Report back every line below that carries the word "Сеть".

*** Begin section ***

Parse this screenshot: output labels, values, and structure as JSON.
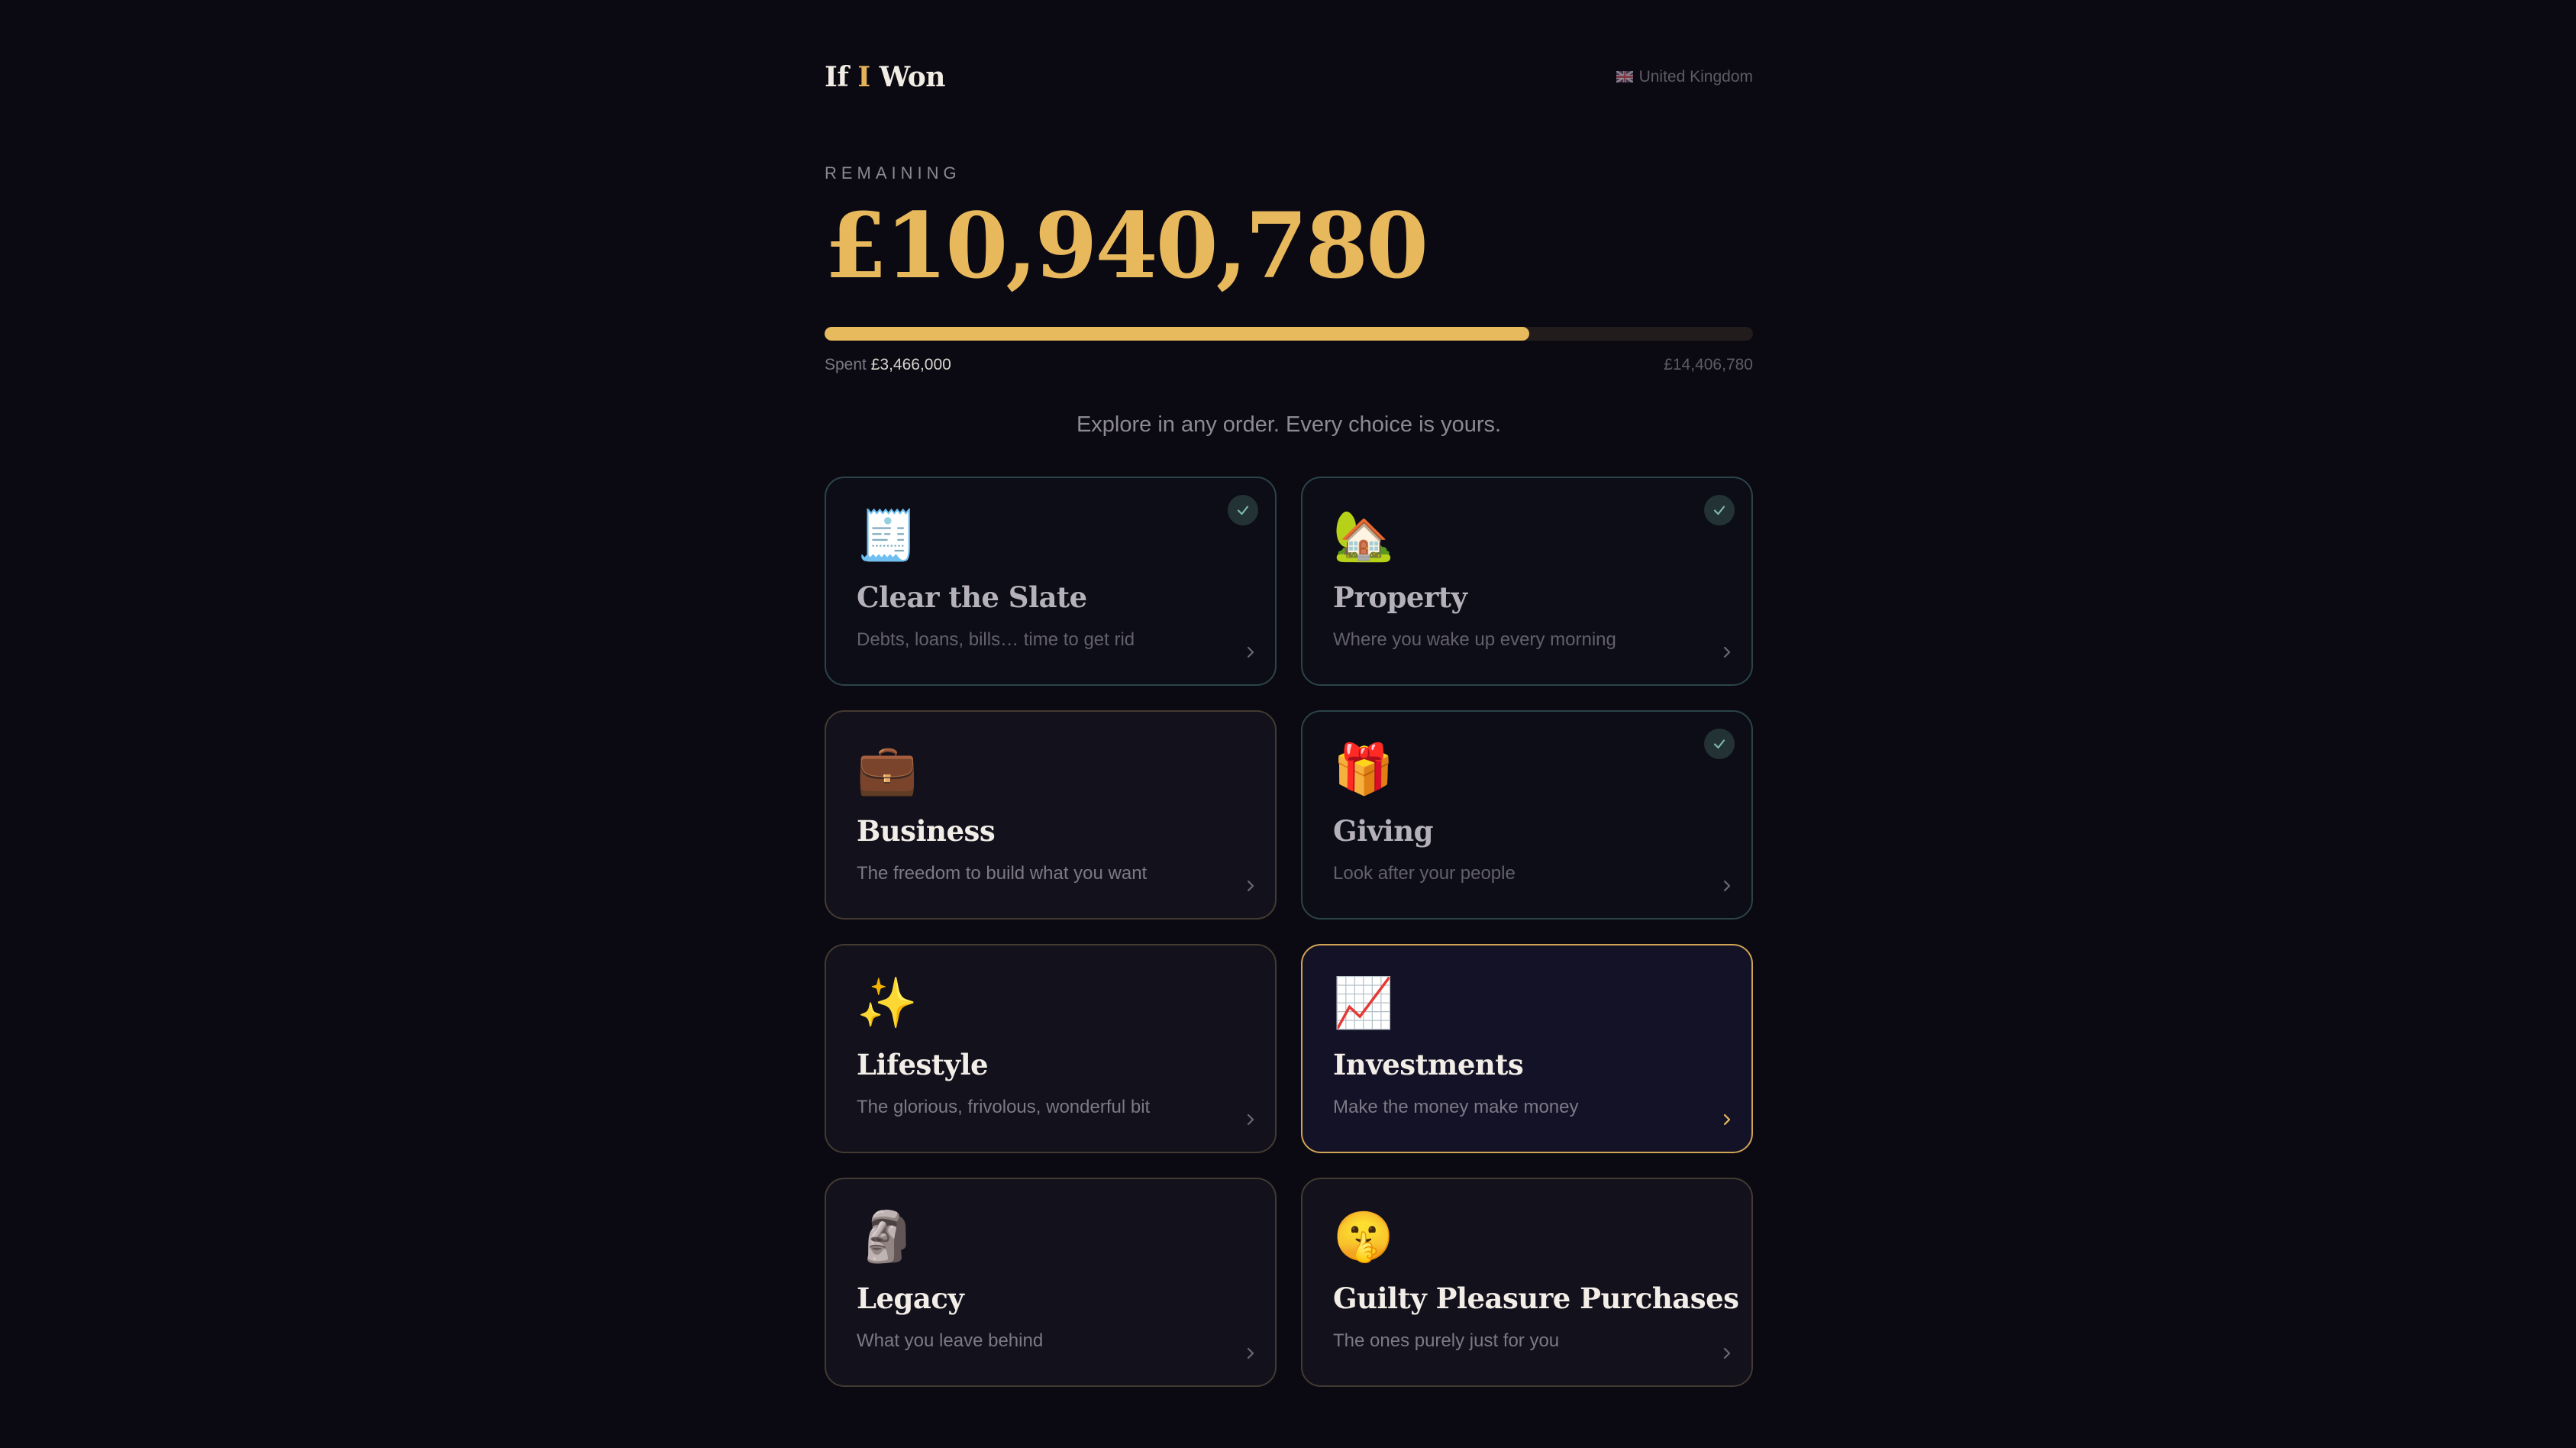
{
  "header": {
    "logo_part1": "If ",
    "logo_accent": "I",
    "logo_part2": " Won",
    "region": "United Kingdom",
    "region_icon": "uk-flag-icon"
  },
  "summary": {
    "remaining_label": "REMAINING",
    "remaining_amount": "£10,940,780",
    "spent_label": "Spent",
    "spent_amount": "£3,466,000",
    "total_amount": "£14,406,780",
    "spent_fraction": 0.7594,
    "subtitle": "Explore in any order. Every choice is yours."
  },
  "colors": {
    "accent": "#e8b85c",
    "background": "#0b0a12",
    "card_done_border": "#2b4448",
    "card_active_border": "#cfa455"
  },
  "categories": [
    {
      "title": "Clear the Slate",
      "description": "Debts, loans, bills… time to get rid",
      "icon": "receipt-icon",
      "emoji": "🧾",
      "completed": true,
      "selected": false
    },
    {
      "title": "Property",
      "description": "Where you wake up every morning",
      "icon": "house-with-garden-icon",
      "emoji": "🏡",
      "completed": true,
      "selected": false
    },
    {
      "title": "Business",
      "description": "The freedom to build what you want",
      "icon": "briefcase-icon",
      "emoji": "💼",
      "completed": false,
      "selected": false
    },
    {
      "title": "Giving",
      "description": "Look after your people",
      "icon": "gift-icon",
      "emoji": "🎁",
      "completed": true,
      "selected": false
    },
    {
      "title": "Lifestyle",
      "description": "The glorious, frivolous, wonderful bit",
      "icon": "sparkles-icon",
      "emoji": "✨",
      "completed": false,
      "selected": false
    },
    {
      "title": "Investments",
      "description": "Make the money make money",
      "icon": "chart-increasing-icon",
      "emoji": "📈",
      "completed": false,
      "selected": true
    },
    {
      "title": "Legacy",
      "description": "What you leave behind",
      "icon": "moai-icon",
      "emoji": "🗿",
      "completed": false,
      "selected": false
    },
    {
      "title": "Guilty Pleasure Purchases",
      "description": "The ones purely just for you",
      "icon": "shushing-face-icon",
      "emoji": "🤫",
      "completed": false,
      "selected": false
    }
  ]
}
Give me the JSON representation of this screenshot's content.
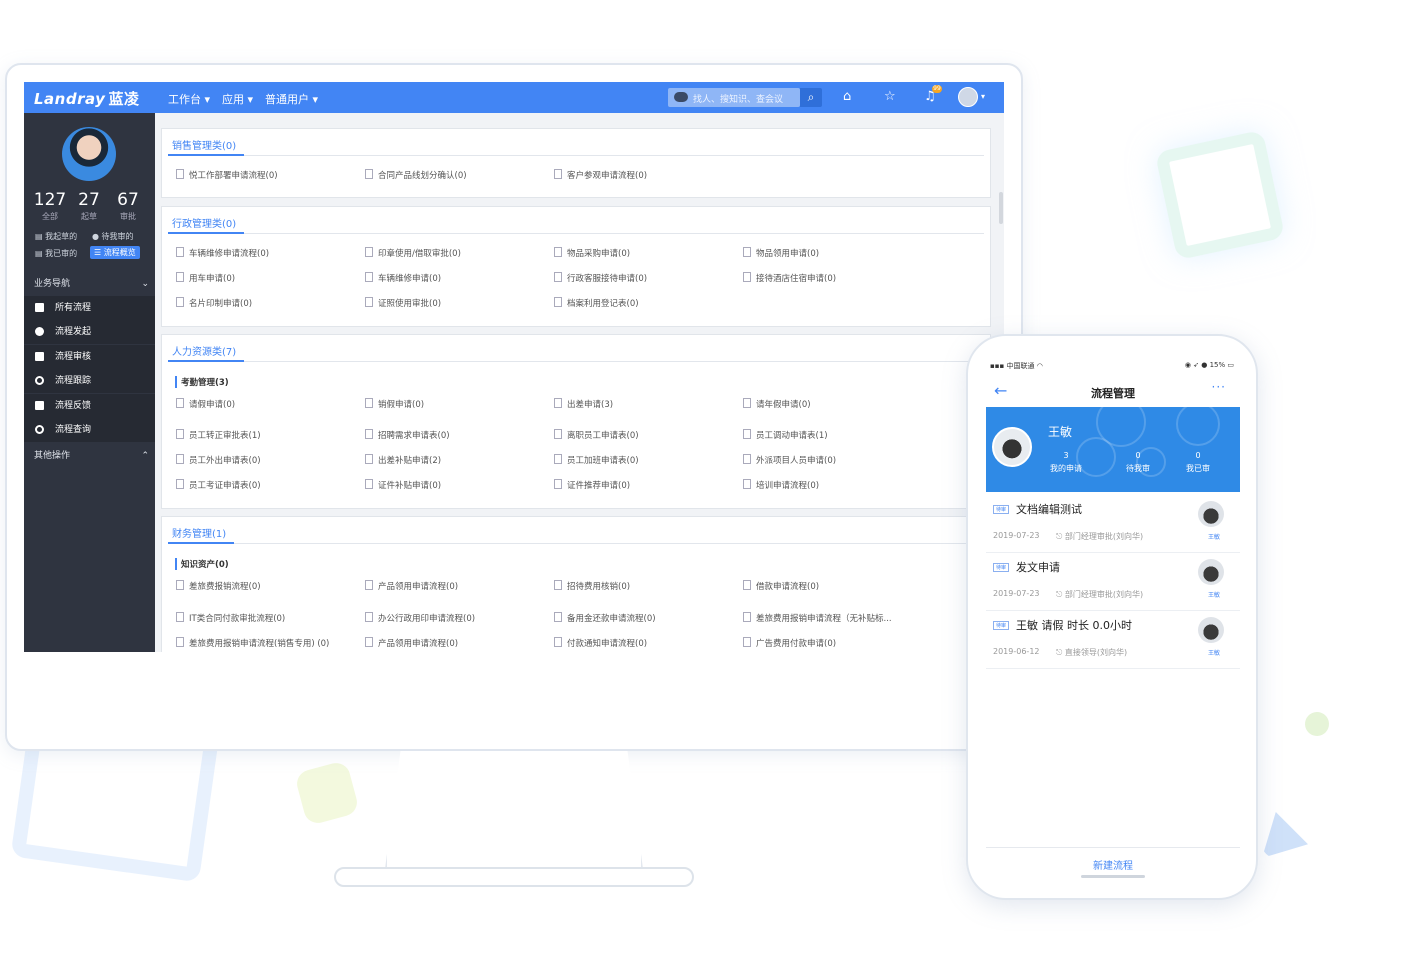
{
  "desktop": {
    "logo": "Landray",
    "logo_cn": "蓝凌",
    "menu": [
      "工作台 ▾",
      "应用 ▾",
      "普通用户 ▾"
    ],
    "search_placeholder": "找人、搜知识、查会议",
    "notif_count": "99",
    "sidebar": {
      "stats": [
        {
          "num": "127",
          "label": "全部"
        },
        {
          "num": "27",
          "label": "起草"
        },
        {
          "num": "67",
          "label": "审批"
        }
      ],
      "mini_links": [
        "我起草的",
        "待我审的",
        "我已审的",
        "流程概览"
      ],
      "nav_head": "业务导航",
      "nav_items": [
        "所有流程",
        "流程发起",
        "流程审核",
        "流程跟踪",
        "流程反馈",
        "流程查询"
      ],
      "other_head": "其他操作",
      "chevron_down": "⌄",
      "chevron_up": "⌃"
    },
    "panels": [
      {
        "title": "销售管理类(0)",
        "items": [
          "悦工作部署申请流程(0)",
          "合同产品线划分确认(0)",
          "客户参观申请流程(0)"
        ]
      },
      {
        "title": "行政管理类(0)",
        "items": [
          "车辆维修申请流程(0)",
          "印章使用/借取审批(0)",
          "物品采购申请(0)",
          "物品领用申请(0)",
          "用车申请(0)",
          "车辆维修申请(0)",
          "行政客服接待申请(0)",
          "接待酒店住宿申请(0)",
          "名片印制申请(0)",
          "证照使用审批(0)",
          "档案利用登记表(0)"
        ]
      },
      {
        "title": "人力资源类(7)",
        "sub": "考勤管理(3)",
        "items": [
          "请假申请(0)",
          "销假申请(0)",
          "出差申请(3)",
          "请年假申请(0)",
          "员工转正审批表(1)",
          "招聘需求申请表(0)",
          "离职员工申请表(0)",
          "员工调动申请表(1)",
          "员工外出申请表(0)",
          "出差补贴申请(2)",
          "员工加班申请表(0)",
          "外派项目人员申请(0)",
          "员工考证申请表(0)",
          "证件补贴申请(0)",
          "证件推荐申请(0)",
          "培训申请流程(0)"
        ]
      },
      {
        "title": "财务管理(1)",
        "sub": "知识资产(0)",
        "items": [
          "差旅费报销流程(0)",
          "产品领用申请流程(0)",
          "招待费用核销(0)",
          "借款申请流程(0)",
          "IT类合同付款审批流程(0)",
          "办公行政用印申请流程(0)",
          "备用金还款申请流程(0)",
          "差旅费用报销申请流程（无补贴标...",
          "差旅费用报销申请流程(销售专用) (0)",
          "产品领用申请流程(0)",
          "付款通知申请流程(0)",
          "广告费用付款申请(0)"
        ]
      }
    ]
  },
  "mobile": {
    "carrier": "中国联通",
    "battery": "15%",
    "title": "流程管理",
    "back": "←",
    "more": "···",
    "user_name": "王敏",
    "stats": [
      {
        "num": "3",
        "label": "我的申请"
      },
      {
        "num": "0",
        "label": "待我审"
      },
      {
        "num": "0",
        "label": "我已审"
      }
    ],
    "cards": [
      {
        "tag": "待审",
        "title": "文档编辑测试",
        "date": "2019-07-23",
        "node": "部门经理审批(刘向华)",
        "user": "王敏"
      },
      {
        "tag": "待审",
        "title": "发文申请",
        "date": "2019-07-23",
        "node": "部门经理审批(刘向华)",
        "user": "王敏"
      },
      {
        "tag": "待审",
        "title": "王敏 请假 时长 0.0小时",
        "date": "2019-06-12",
        "node": "直接领导(刘向华)",
        "user": "王敏"
      }
    ],
    "new_flow": "新建流程"
  },
  "colors": {
    "accent": "#4285f4",
    "sidebar": "#2f3440",
    "banner": "#2f8ae6"
  }
}
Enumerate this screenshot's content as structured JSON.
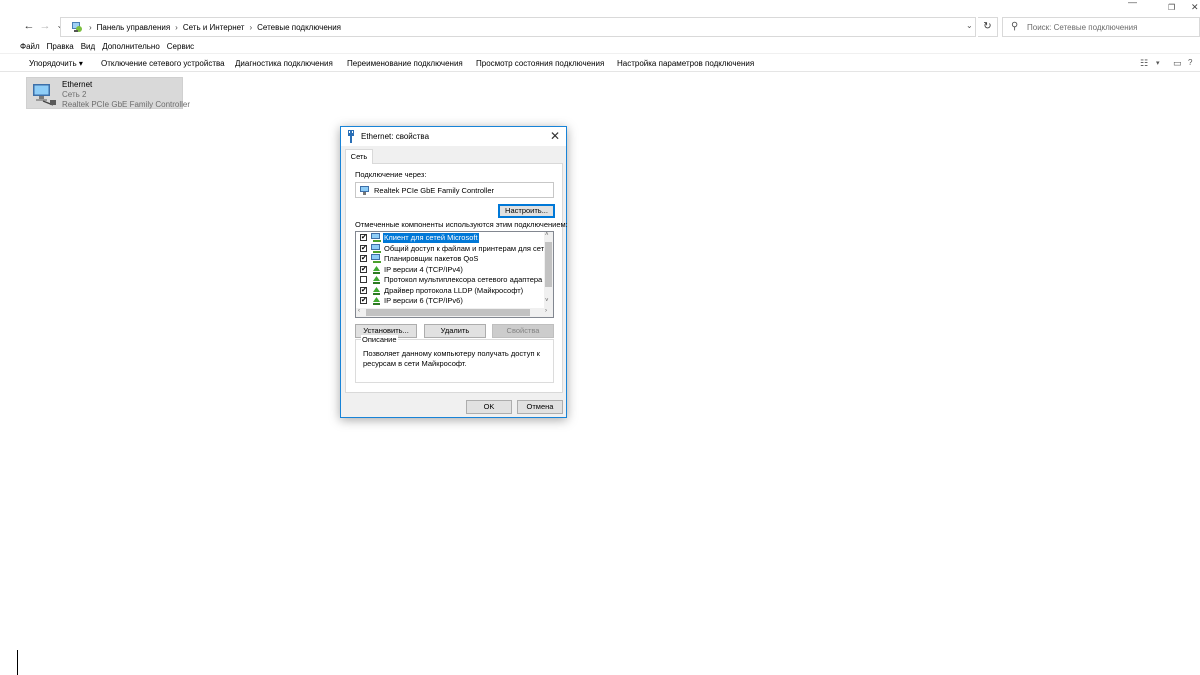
{
  "window": {
    "minimize_glyph": "—",
    "restore_glyph": "❐",
    "close_glyph": "✕"
  },
  "address_bar": {
    "back_glyph": "←",
    "forward_glyph": "→",
    "recent_glyph": "⌄",
    "up_glyph": "↑",
    "breadcrumbs": [
      "Панель управления",
      "Сеть и Интернет",
      "Сетевые подключения"
    ],
    "separator": "›",
    "dropdown_glyph": "⌄",
    "refresh_glyph": "↻"
  },
  "search": {
    "placeholder": "Поиск: Сетевые подключения",
    "icon_glyph": "⚲"
  },
  "menu": [
    "Файл",
    "Правка",
    "Вид",
    "Дополнительно",
    "Сервис"
  ],
  "command_bar": {
    "items": [
      "Упорядочить ▾",
      "Отключение сетевого устройства",
      "Диагностика подключения",
      "Переименование подключения",
      "Просмотр состояния подключения",
      "Настройка параметров подключения"
    ],
    "view_glyph": "☷",
    "view_dropdown_glyph": "▾",
    "pane_glyph": "▭"
  },
  "connection_tile": {
    "name": "Ethernet",
    "network": "Сеть 2",
    "adapter": "Realtek PCIe GbE Family Controller"
  },
  "dialog": {
    "title": "Ethernet: свойства",
    "close_glyph": "✕",
    "tab": "Сеть",
    "connect_using_label": "Подключение через:",
    "adapter_name": "Realtek PCIe GbE Family Controller",
    "configure_button": "Настроить...",
    "components_label": "Отмеченные компоненты используются этим подключением:",
    "components": [
      {
        "label": "Клиент для сетей Microsoft",
        "checked": true,
        "selected": true,
        "icon": "network-client-icon"
      },
      {
        "label": "Общий доступ к файлам и принтерам для сетей Mi",
        "checked": true,
        "selected": false,
        "icon": "file-sharing-icon"
      },
      {
        "label": "Планировщик пакетов QoS",
        "checked": true,
        "selected": false,
        "icon": "qos-icon"
      },
      {
        "label": "IP версии 4 (TCP/IPv4)",
        "checked": true,
        "selected": false,
        "icon": "protocol-icon"
      },
      {
        "label": "Протокол мультиплексора сетевого адаптера (Майк",
        "checked": false,
        "selected": false,
        "icon": "protocol-icon"
      },
      {
        "label": "Драйвер протокола LLDP (Майкрософт)",
        "checked": true,
        "selected": false,
        "icon": "protocol-icon"
      },
      {
        "label": "IP версии 6 (TCP/IPv6)",
        "checked": true,
        "selected": false,
        "icon": "protocol-icon"
      }
    ],
    "check_glyph": "✔",
    "install_button": "Установить...",
    "uninstall_button": "Удалить",
    "properties_button": "Свойства",
    "description_legend": "Описание",
    "description_text": "Позволяет данному компьютеру получать доступ к ресурсам в сети Майкрософт.",
    "ok_button": "OK",
    "cancel_button": "Отмена",
    "scroll_up_glyph": "˄",
    "scroll_down_glyph": "˅",
    "scroll_left_glyph": "‹",
    "scroll_right_glyph": "›"
  },
  "colors": {
    "accent": "#0078d7",
    "dialog_border": "#1883d7",
    "tile_selected": "#d9d9d9"
  }
}
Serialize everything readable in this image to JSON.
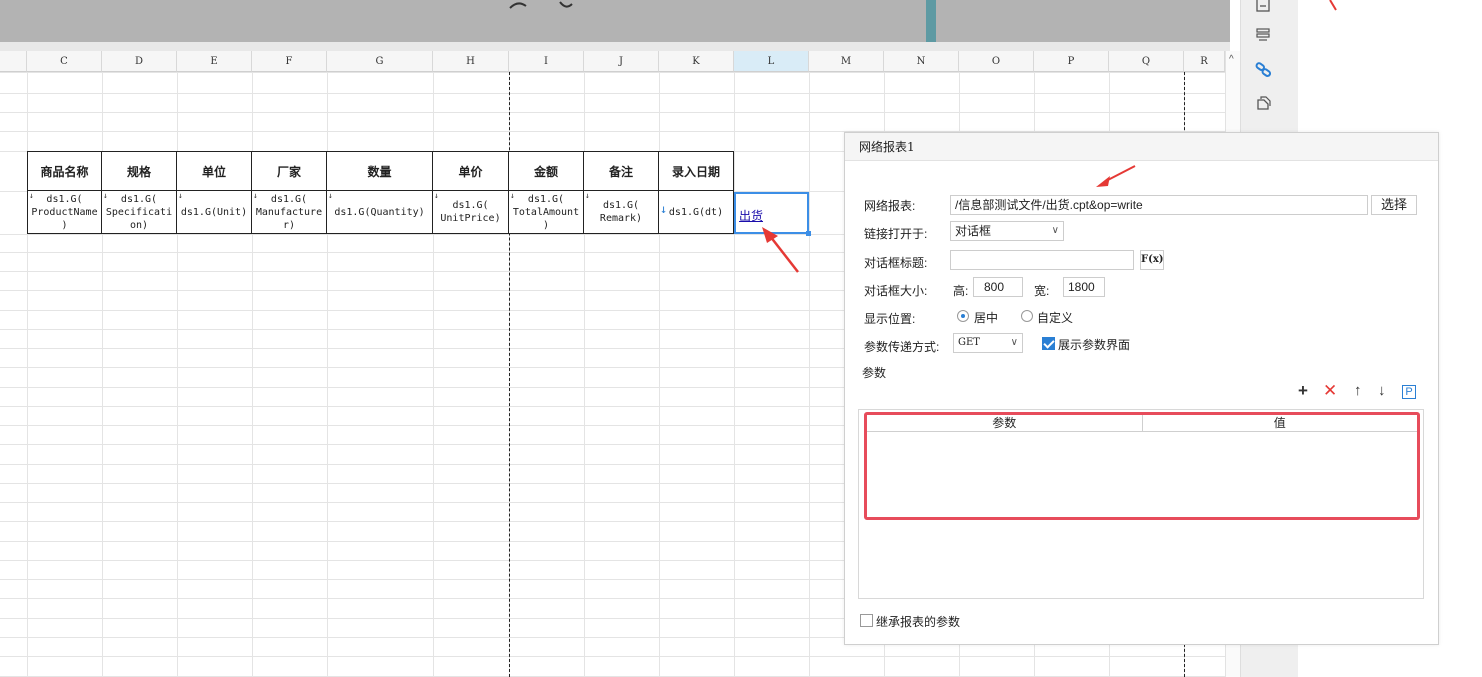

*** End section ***

- [Response below]
      "Сеть и Интернет",
    "network": "Сеть 2",
    "tab": "Сеть",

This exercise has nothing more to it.